# ASSIGNMENT
Restate the data below word for word, keeping each line intact.

Segment Start: EXTRACTED MATERIAL

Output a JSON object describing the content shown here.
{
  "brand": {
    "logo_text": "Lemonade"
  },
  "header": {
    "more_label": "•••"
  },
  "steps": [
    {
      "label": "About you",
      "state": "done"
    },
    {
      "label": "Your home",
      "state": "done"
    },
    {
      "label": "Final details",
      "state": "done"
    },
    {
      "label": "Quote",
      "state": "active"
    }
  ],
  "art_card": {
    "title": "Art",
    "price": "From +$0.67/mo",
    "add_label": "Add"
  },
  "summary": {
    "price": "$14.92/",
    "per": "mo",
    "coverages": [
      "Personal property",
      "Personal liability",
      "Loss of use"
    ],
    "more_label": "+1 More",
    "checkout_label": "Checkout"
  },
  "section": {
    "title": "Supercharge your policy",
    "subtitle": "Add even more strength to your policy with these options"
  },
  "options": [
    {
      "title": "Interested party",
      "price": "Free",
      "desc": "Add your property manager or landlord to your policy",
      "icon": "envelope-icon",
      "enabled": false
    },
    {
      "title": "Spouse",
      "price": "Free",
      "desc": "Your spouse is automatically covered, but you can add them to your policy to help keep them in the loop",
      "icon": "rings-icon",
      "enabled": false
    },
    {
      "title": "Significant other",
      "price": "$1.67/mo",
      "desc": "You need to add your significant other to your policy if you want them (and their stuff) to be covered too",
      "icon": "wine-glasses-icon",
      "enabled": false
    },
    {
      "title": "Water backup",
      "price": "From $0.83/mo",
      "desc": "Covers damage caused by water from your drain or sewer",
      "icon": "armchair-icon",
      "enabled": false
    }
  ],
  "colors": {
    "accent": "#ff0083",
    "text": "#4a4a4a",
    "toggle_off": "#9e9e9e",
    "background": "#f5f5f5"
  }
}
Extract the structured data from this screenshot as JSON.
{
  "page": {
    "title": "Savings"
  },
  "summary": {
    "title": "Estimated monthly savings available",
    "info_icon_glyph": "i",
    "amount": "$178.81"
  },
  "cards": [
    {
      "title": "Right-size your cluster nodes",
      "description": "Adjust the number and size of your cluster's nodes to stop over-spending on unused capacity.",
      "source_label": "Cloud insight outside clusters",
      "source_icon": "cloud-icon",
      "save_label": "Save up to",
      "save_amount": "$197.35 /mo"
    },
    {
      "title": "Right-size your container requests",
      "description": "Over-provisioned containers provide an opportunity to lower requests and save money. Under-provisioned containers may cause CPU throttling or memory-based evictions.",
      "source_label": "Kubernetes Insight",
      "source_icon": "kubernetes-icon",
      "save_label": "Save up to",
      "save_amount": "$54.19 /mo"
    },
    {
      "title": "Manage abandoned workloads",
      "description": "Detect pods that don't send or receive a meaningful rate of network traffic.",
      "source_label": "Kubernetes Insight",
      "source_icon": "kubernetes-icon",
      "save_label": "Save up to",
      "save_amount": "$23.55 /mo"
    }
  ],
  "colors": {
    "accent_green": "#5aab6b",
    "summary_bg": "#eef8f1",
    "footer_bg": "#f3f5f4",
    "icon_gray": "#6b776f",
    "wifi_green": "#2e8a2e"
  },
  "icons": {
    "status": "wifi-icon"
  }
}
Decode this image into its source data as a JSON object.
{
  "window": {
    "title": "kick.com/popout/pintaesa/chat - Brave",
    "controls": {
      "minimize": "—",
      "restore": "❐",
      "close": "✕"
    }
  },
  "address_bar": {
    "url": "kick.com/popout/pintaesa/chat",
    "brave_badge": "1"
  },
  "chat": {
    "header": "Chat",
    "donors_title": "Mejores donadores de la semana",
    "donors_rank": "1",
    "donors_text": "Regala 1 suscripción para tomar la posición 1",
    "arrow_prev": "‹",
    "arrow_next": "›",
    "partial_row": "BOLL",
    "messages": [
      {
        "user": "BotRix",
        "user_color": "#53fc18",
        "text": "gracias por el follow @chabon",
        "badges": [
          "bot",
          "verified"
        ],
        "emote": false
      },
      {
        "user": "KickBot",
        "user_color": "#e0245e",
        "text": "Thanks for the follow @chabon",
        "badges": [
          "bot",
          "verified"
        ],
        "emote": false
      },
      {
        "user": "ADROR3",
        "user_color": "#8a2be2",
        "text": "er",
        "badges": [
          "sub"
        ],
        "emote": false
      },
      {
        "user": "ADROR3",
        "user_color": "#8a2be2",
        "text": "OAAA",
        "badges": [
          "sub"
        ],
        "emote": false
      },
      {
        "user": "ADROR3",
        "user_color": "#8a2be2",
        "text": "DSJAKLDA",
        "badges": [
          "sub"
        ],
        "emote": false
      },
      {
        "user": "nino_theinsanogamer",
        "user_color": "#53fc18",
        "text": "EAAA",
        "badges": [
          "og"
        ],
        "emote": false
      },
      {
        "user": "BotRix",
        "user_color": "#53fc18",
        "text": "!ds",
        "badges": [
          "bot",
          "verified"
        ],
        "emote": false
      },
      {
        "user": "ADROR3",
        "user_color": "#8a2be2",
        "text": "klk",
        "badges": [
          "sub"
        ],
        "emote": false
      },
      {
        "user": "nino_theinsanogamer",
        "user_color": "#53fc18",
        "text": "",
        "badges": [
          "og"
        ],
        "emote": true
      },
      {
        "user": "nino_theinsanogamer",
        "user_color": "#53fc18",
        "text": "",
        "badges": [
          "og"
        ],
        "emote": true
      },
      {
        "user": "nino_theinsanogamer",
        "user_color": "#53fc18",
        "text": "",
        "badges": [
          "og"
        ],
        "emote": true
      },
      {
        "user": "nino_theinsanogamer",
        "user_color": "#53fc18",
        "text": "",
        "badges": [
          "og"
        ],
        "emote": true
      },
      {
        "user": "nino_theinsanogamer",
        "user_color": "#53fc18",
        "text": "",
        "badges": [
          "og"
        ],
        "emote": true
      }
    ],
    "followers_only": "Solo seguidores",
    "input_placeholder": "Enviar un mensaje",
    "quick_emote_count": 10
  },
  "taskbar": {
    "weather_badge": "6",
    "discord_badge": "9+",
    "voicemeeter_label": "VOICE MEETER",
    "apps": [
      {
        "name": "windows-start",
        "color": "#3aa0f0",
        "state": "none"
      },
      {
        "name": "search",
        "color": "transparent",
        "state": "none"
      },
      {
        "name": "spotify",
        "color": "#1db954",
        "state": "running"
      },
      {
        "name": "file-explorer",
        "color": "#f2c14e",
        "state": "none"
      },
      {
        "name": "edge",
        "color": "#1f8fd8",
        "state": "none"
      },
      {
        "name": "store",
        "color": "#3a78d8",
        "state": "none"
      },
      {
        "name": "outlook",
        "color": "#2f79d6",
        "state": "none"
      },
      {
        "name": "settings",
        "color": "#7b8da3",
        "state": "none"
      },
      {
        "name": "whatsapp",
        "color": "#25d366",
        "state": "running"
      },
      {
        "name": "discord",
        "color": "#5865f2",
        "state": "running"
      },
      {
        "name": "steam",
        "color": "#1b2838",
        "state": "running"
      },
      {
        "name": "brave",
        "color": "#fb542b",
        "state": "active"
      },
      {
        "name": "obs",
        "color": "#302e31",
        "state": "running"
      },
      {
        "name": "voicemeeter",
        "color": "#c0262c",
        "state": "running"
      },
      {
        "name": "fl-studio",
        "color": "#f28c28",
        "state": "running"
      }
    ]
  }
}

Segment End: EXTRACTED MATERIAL

# RESPONSE TO THE EXERCISE
Output a JSON object describing the content shown here.
{
  "brand": {
    "logo_text": "Lemonade"
  },
  "header": {
    "more_label": "•••"
  },
  "steps": [
    {
      "label": "About you",
      "state": "done"
    },
    {
      "label": "Your home",
      "state": "done"
    },
    {
      "label": "Final details",
      "state": "done"
    },
    {
      "label": "Quote",
      "state": "active"
    }
  ],
  "art_card": {
    "title": "Art",
    "price": "From +$0.67/mo",
    "add_label": "Add"
  },
  "summary": {
    "price": "$14.92/",
    "per": "mo",
    "coverages": [
      "Personal property",
      "Personal liability",
      "Loss of use"
    ],
    "more_label": "+1 More",
    "checkout_label": "Checkout"
  },
  "section": {
    "title": "Supercharge your policy",
    "subtitle": "Add even more strength to your policy with these options"
  },
  "options": [
    {
      "title": "Interested party",
      "price": "Free",
      "desc": "Add your property manager or landlord to your policy",
      "icon": "envelope-icon",
      "enabled": false
    },
    {
      "title": "Spouse",
      "price": "Free",
      "desc": "Your spouse is automatically covered, but you can add them to your policy to help keep them in the loop",
      "icon": "rings-icon",
      "enabled": false
    },
    {
      "title": "Significant other",
      "price": "$1.67/mo",
      "desc": "You need to add your significant other to your policy if you want them (and their stuff) to be covered too",
      "icon": "wine-glasses-icon",
      "enabled": false
    },
    {
      "title": "Water backup",
      "price": "From $0.83/mo",
      "desc": "Covers damage caused by water from your drain or sewer",
      "icon": "armchair-icon",
      "enabled": false
    }
  ],
  "colors": {
    "accent": "#ff0083",
    "text": "#4a4a4a",
    "toggle_off": "#9e9e9e",
    "background": "#f5f5f5"
  }
}
Extract the structured data from this screenshot as JSON.
{
  "page": {
    "title": "Savings"
  },
  "summary": {
    "title": "Estimated monthly savings available",
    "info_icon_glyph": "i",
    "amount": "$178.81"
  },
  "cards": [
    {
      "title": "Right-size your cluster nodes",
      "description": "Adjust the number and size of your cluster's nodes to stop over-spending on unused capacity.",
      "source_label": "Cloud insight outside clusters",
      "source_icon": "cloud-icon",
      "save_label": "Save up to",
      "save_amount": "$197.35 /mo"
    },
    {
      "title": "Right-size your container requests",
      "description": "Over-provisioned containers provide an opportunity to lower requests and save money. Under-provisioned containers may cause CPU throttling or memory-based evictions.",
      "source_label": "Kubernetes Insight",
      "source_icon": "kubernetes-icon",
      "save_label": "Save up to",
      "save_amount": "$54.19 /mo"
    },
    {
      "title": "Manage abandoned workloads",
      "description": "Detect pods that don't send or receive a meaningful rate of network traffic.",
      "source_label": "Kubernetes Insight",
      "source_icon": "kubernetes-icon",
      "save_label": "Save up to",
      "save_amount": "$23.55 /mo"
    }
  ],
  "colors": {
    "accent_green": "#5aab6b",
    "summary_bg": "#eef8f1",
    "footer_bg": "#f3f5f4",
    "icon_gray": "#6b776f",
    "wifi_green": "#2e8a2e"
  },
  "icons": {
    "status": "wifi-icon"
  }
}
Decode this image into its source data as a JSON object.
{
  "window": {
    "title": "kick.com/popout/pintaesa/chat - Brave",
    "controls": {
      "minimize": "—",
      "restore": "❐",
      "close": "✕"
    }
  },
  "address_bar": {
    "url": "kick.com/popout/pintaesa/chat",
    "brave_badge": "1"
  },
  "chat": {
    "header": "Chat",
    "donors_title": "Mejores donadores de la semana",
    "donors_rank": "1",
    "donors_text": "Regala 1 suscripción para tomar la posición 1",
    "arrow_prev": "‹",
    "arrow_next": "›",
    "partial_row": "BOLL",
    "messages": [
      {
        "user": "BotRix",
        "user_color": "#53fc18",
        "text": "gracias por el follow @chabon",
        "badges": [
          "bot",
          "verified"
        ],
        "emote": false
      },
      {
        "user": "KickBot",
        "user_color": "#e0245e",
        "text": "Thanks for the follow @chabon",
        "badges": [
          "bot",
          "verified"
        ],
        "emote": false
      },
      {
        "user": "ADROR3",
        "user_color": "#8a2be2",
        "text": "er",
        "badges": [
          "sub"
        ],
        "emote": false
      },
      {
        "user": "ADROR3",
        "user_color": "#8a2be2",
        "text": "OAAA",
        "badges": [
          "sub"
        ],
        "emote": false
      },
      {
        "user": "ADROR3",
        "user_color": "#8a2be2",
        "text": "DSJAKLDA",
        "badges": [
          "sub"
        ],
        "emote": false
      },
      {
        "user": "nino_theinsanogamer",
        "user_color": "#53fc18",
        "text": "EAAA",
        "badges": [
          "og"
        ],
        "emote": false
      },
      {
        "user": "BotRix",
        "user_color": "#53fc18",
        "text": "!ds",
        "badges": [
          "bot",
          "verified"
        ],
        "emote": false
      },
      {
        "user": "ADROR3",
        "user_color": "#8a2be2",
        "text": "klk",
        "badges": [
          "sub"
        ],
        "emote": false
      },
      {
        "user": "nino_theinsanogamer",
        "user_color": "#53fc18",
        "text": "",
        "badges": [
          "og"
        ],
        "emote": true
      },
      {
        "user": "nino_theinsanogamer",
        "user_color": "#53fc18",
        "text": "",
        "badges": [
          "og"
        ],
        "emote": true
      },
      {
        "user": "nino_theinsanogamer",
        "user_color": "#53fc18",
        "text": "",
        "badges": [
          "og"
        ],
        "emote": true
      },
      {
        "user": "nino_theinsanogamer",
        "user_color": "#53fc18",
        "text": "",
        "badges": [
          "og"
        ],
        "emote": true
      },
      {
        "user": "nino_theinsanogamer",
        "user_color": "#53fc18",
        "text": "",
        "badges": [
          "og"
        ],
        "emote": true
      }
    ],
    "followers_only": "Solo seguidores",
    "input_placeholder": "Enviar un mensaje",
    "quick_emote_count": 10
  },
  "taskbar": {
    "weather_badge": "6",
    "discord_badge": "9+",
    "voicemeeter_label": "VOICE MEETER",
    "apps": [
      {
        "name": "windows-start",
        "color": "#3aa0f0",
        "state": "none"
      },
      {
        "name": "search",
        "color": "transparent",
        "state": "none"
      },
      {
        "name": "spotify",
        "color": "#1db954",
        "state": "running"
      },
      {
        "name": "file-explorer",
        "color": "#f2c14e",
        "state": "none"
      },
      {
        "name": "edge",
        "color": "#1f8fd8",
        "state": "none"
      },
      {
        "name": "store",
        "color": "#3a78d8",
        "state": "none"
      },
      {
        "name": "outlook",
        "color": "#2f79d6",
        "state": "none"
      },
      {
        "name": "settings",
        "color": "#7b8da3",
        "state": "none"
      },
      {
        "name": "whatsapp",
        "color": "#25d366",
        "state": "running"
      },
      {
        "name": "discord",
        "color": "#5865f2",
        "state": "running"
      },
      {
        "name": "steam",
        "color": "#1b2838",
        "state": "running"
      },
      {
        "name": "brave",
        "color": "#fb542b",
        "state": "active"
      },
      {
        "name": "obs",
        "color": "#302e31",
        "state": "running"
      },
      {
        "name": "voicemeeter",
        "color": "#c0262c",
        "state": "running"
      },
      {
        "name": "fl-studio",
        "color": "#f28c28",
        "state": "running"
      }
    ]
  }
}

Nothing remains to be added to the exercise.